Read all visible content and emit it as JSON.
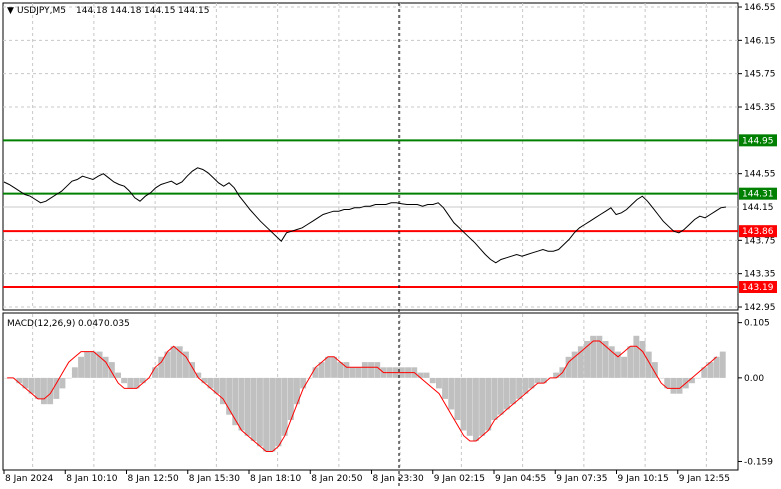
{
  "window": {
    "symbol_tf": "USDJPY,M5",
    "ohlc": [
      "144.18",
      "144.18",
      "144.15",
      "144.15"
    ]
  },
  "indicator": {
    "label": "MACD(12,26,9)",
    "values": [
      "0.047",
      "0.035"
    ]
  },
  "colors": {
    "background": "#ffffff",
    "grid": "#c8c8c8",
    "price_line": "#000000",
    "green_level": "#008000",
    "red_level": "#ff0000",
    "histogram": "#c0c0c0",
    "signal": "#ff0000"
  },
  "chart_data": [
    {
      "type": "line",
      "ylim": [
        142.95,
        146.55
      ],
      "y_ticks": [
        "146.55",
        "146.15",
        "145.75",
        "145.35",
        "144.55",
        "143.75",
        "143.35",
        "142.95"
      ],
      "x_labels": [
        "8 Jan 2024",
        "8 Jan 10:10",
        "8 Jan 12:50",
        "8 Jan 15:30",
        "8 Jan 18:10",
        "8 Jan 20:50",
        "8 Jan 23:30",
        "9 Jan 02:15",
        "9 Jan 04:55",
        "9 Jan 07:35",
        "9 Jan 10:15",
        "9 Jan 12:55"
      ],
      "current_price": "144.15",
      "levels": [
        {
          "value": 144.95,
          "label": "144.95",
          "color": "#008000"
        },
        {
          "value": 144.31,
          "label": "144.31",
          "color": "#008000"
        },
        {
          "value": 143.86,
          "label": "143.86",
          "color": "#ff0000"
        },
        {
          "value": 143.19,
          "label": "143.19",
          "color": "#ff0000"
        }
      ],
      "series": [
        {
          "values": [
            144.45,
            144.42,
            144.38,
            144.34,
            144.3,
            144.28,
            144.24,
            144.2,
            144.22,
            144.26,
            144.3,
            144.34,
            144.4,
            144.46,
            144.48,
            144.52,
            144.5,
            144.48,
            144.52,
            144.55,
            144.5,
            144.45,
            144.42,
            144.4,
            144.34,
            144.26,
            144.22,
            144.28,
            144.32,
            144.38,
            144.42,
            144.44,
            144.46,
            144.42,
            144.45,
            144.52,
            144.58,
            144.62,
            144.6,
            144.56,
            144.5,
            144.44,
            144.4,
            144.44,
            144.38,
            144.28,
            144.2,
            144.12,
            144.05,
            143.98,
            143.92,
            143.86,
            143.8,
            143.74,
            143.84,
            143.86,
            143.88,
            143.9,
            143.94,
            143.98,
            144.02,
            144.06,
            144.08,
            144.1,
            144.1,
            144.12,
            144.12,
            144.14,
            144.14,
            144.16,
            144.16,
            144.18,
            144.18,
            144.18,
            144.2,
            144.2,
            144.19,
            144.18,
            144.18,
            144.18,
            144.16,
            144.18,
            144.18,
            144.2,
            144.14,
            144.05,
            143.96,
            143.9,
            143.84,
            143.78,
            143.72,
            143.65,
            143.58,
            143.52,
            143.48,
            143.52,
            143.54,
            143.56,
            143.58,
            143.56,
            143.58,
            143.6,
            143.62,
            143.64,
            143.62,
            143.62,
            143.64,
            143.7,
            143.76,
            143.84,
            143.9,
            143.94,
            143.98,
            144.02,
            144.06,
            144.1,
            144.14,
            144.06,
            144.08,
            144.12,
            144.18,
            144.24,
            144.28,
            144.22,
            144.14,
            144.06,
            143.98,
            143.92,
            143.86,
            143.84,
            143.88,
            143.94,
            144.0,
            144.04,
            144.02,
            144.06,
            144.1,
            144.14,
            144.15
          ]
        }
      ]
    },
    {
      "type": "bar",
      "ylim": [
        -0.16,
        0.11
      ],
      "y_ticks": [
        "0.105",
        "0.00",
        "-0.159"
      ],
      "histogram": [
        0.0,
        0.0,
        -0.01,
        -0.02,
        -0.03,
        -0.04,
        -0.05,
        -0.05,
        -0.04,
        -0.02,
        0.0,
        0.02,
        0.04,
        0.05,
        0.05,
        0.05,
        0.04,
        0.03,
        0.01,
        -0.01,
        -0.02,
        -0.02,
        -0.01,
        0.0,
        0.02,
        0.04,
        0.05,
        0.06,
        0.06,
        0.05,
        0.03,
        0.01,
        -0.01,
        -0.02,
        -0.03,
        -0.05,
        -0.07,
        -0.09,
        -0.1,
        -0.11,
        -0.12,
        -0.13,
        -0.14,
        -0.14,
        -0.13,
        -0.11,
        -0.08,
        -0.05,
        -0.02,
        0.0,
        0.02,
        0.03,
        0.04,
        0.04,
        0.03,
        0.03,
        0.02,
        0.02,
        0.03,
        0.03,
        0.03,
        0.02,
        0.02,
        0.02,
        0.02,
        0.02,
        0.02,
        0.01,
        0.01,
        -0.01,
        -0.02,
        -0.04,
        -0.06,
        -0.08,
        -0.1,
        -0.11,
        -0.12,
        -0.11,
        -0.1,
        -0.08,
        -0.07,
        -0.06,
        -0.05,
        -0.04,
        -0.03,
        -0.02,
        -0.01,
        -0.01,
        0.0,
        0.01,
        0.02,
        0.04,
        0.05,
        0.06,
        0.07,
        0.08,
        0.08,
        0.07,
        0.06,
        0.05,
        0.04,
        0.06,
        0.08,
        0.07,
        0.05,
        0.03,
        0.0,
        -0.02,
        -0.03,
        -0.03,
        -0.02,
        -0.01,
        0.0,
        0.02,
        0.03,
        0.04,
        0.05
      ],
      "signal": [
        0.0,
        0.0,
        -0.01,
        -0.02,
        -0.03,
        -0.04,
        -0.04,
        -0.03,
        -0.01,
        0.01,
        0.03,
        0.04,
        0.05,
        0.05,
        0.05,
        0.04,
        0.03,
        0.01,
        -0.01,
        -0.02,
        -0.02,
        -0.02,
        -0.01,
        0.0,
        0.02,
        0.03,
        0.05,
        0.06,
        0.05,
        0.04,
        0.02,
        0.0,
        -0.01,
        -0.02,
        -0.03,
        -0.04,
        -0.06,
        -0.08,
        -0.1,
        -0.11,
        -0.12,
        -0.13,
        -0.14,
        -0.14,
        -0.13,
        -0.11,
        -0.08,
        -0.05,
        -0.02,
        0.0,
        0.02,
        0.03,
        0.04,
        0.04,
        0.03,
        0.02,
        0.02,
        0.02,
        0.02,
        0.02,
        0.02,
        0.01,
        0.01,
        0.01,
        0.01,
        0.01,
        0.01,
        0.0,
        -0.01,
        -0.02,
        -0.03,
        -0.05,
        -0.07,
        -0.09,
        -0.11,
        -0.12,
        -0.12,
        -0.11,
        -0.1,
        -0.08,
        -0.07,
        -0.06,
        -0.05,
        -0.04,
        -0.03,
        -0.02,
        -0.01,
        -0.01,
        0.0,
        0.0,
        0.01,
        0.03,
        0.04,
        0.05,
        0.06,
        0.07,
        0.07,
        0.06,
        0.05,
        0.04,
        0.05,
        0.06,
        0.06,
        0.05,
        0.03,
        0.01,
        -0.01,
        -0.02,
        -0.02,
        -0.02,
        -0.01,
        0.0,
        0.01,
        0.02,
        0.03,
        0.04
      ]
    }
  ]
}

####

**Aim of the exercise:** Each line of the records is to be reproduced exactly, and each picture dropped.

**Exercise answer:**
Read all visible content and emit it as JSON.
{
  "window": {
    "symbol_tf": "USDJPY,M5",
    "ohlc": [
      "144.18",
      "144.18",
      "144.15",
      "144.15"
    ]
  },
  "indicator": {
    "label": "MACD(12,26,9)",
    "values": [
      "0.047",
      "0.035"
    ]
  },
  "colors": {
    "background": "#ffffff",
    "grid": "#c8c8c8",
    "price_line": "#000000",
    "green_level": "#008000",
    "red_level": "#ff0000",
    "histogram": "#c0c0c0",
    "signal": "#ff0000"
  },
  "chart_data": [
    {
      "type": "line",
      "ylim": [
        142.95,
        146.55
      ],
      "y_ticks": [
        "146.55",
        "146.15",
        "145.75",
        "145.35",
        "144.55",
        "143.75",
        "143.35",
        "142.95"
      ],
      "x_labels": [
        "8 Jan 2024",
        "8 Jan 10:10",
        "8 Jan 12:50",
        "8 Jan 15:30",
        "8 Jan 18:10",
        "8 Jan 20:50",
        "8 Jan 23:30",
        "9 Jan 02:15",
        "9 Jan 04:55",
        "9 Jan 07:35",
        "9 Jan 10:15",
        "9 Jan 12:55"
      ],
      "current_price": "144.15",
      "levels": [
        {
          "value": 144.95,
          "label": "144.95",
          "color": "#008000"
        },
        {
          "value": 144.31,
          "label": "144.31",
          "color": "#008000"
        },
        {
          "value": 143.86,
          "label": "143.86",
          "color": "#ff0000"
        },
        {
          "value": 143.19,
          "label": "143.19",
          "color": "#ff0000"
        }
      ],
      "series": [
        {
          "values": [
            144.45,
            144.42,
            144.38,
            144.34,
            144.3,
            144.28,
            144.24,
            144.2,
            144.22,
            144.26,
            144.3,
            144.34,
            144.4,
            144.46,
            144.48,
            144.52,
            144.5,
            144.48,
            144.52,
            144.55,
            144.5,
            144.45,
            144.42,
            144.4,
            144.34,
            144.26,
            144.22,
            144.28,
            144.32,
            144.38,
            144.42,
            144.44,
            144.46,
            144.42,
            144.45,
            144.52,
            144.58,
            144.62,
            144.6,
            144.56,
            144.5,
            144.44,
            144.4,
            144.44,
            144.38,
            144.28,
            144.2,
            144.12,
            144.05,
            143.98,
            143.92,
            143.86,
            143.8,
            143.74,
            143.84,
            143.86,
            143.88,
            143.9,
            143.94,
            143.98,
            144.02,
            144.06,
            144.08,
            144.1,
            144.1,
            144.12,
            144.12,
            144.14,
            144.14,
            144.16,
            144.16,
            144.18,
            144.18,
            144.18,
            144.2,
            144.2,
            144.19,
            144.18,
            144.18,
            144.18,
            144.16,
            144.18,
            144.18,
            144.2,
            144.14,
            144.05,
            143.96,
            143.9,
            143.84,
            143.78,
            143.72,
            143.65,
            143.58,
            143.52,
            143.48,
            143.52,
            143.54,
            143.56,
            143.58,
            143.56,
            143.58,
            143.6,
            143.62,
            143.64,
            143.62,
            143.62,
            143.64,
            143.7,
            143.76,
            143.84,
            143.9,
            143.94,
            143.98,
            144.02,
            144.06,
            144.1,
            144.14,
            144.06,
            144.08,
            144.12,
            144.18,
            144.24,
            144.28,
            144.22,
            144.14,
            144.06,
            143.98,
            143.92,
            143.86,
            143.84,
            143.88,
            143.94,
            144.0,
            144.04,
            144.02,
            144.06,
            144.1,
            144.14,
            144.15
          ]
        }
      ]
    },
    {
      "type": "bar",
      "ylim": [
        -0.16,
        0.11
      ],
      "y_ticks": [
        "0.105",
        "0.00",
        "-0.159"
      ],
      "histogram": [
        0.0,
        0.0,
        -0.01,
        -0.02,
        -0.03,
        -0.04,
        -0.05,
        -0.05,
        -0.04,
        -0.02,
        0.0,
        0.02,
        0.04,
        0.05,
        0.05,
        0.05,
        0.04,
        0.03,
        0.01,
        -0.01,
        -0.02,
        -0.02,
        -0.01,
        0.0,
        0.02,
        0.04,
        0.05,
        0.06,
        0.06,
        0.05,
        0.03,
        0.01,
        -0.01,
        -0.02,
        -0.03,
        -0.05,
        -0.07,
        -0.09,
        -0.1,
        -0.11,
        -0.12,
        -0.13,
        -0.14,
        -0.14,
        -0.13,
        -0.11,
        -0.08,
        -0.05,
        -0.02,
        0.0,
        0.02,
        0.03,
        0.04,
        0.04,
        0.03,
        0.03,
        0.02,
        0.02,
        0.03,
        0.03,
        0.03,
        0.02,
        0.02,
        0.02,
        0.02,
        0.02,
        0.02,
        0.01,
        0.01,
        -0.01,
        -0.02,
        -0.04,
        -0.06,
        -0.08,
        -0.1,
        -0.11,
        -0.12,
        -0.11,
        -0.1,
        -0.08,
        -0.07,
        -0.06,
        -0.05,
        -0.04,
        -0.03,
        -0.02,
        -0.01,
        -0.01,
        0.0,
        0.01,
        0.02,
        0.04,
        0.05,
        0.06,
        0.07,
        0.08,
        0.08,
        0.07,
        0.06,
        0.05,
        0.04,
        0.06,
        0.08,
        0.07,
        0.05,
        0.03,
        0.0,
        -0.02,
        -0.03,
        -0.03,
        -0.02,
        -0.01,
        0.0,
        0.02,
        0.03,
        0.04,
        0.05
      ],
      "signal": [
        0.0,
        0.0,
        -0.01,
        -0.02,
        -0.03,
        -0.04,
        -0.04,
        -0.03,
        -0.01,
        0.01,
        0.03,
        0.04,
        0.05,
        0.05,
        0.05,
        0.04,
        0.03,
        0.01,
        -0.01,
        -0.02,
        -0.02,
        -0.02,
        -0.01,
        0.0,
        0.02,
        0.03,
        0.05,
        0.06,
        0.05,
        0.04,
        0.02,
        0.0,
        -0.01,
        -0.02,
        -0.03,
        -0.04,
        -0.06,
        -0.08,
        -0.1,
        -0.11,
        -0.12,
        -0.13,
        -0.14,
        -0.14,
        -0.13,
        -0.11,
        -0.08,
        -0.05,
        -0.02,
        0.0,
        0.02,
        0.03,
        0.04,
        0.04,
        0.03,
        0.02,
        0.02,
        0.02,
        0.02,
        0.02,
        0.02,
        0.01,
        0.01,
        0.01,
        0.01,
        0.01,
        0.01,
        0.0,
        -0.01,
        -0.02,
        -0.03,
        -0.05,
        -0.07,
        -0.09,
        -0.11,
        -0.12,
        -0.12,
        -0.11,
        -0.1,
        -0.08,
        -0.07,
        -0.06,
        -0.05,
        -0.04,
        -0.03,
        -0.02,
        -0.01,
        -0.01,
        0.0,
        0.0,
        0.01,
        0.03,
        0.04,
        0.05,
        0.06,
        0.07,
        0.07,
        0.06,
        0.05,
        0.04,
        0.05,
        0.06,
        0.06,
        0.05,
        0.03,
        0.01,
        -0.01,
        -0.02,
        -0.02,
        -0.02,
        -0.01,
        0.0,
        0.01,
        0.02,
        0.03,
        0.04
      ]
    }
  ]
}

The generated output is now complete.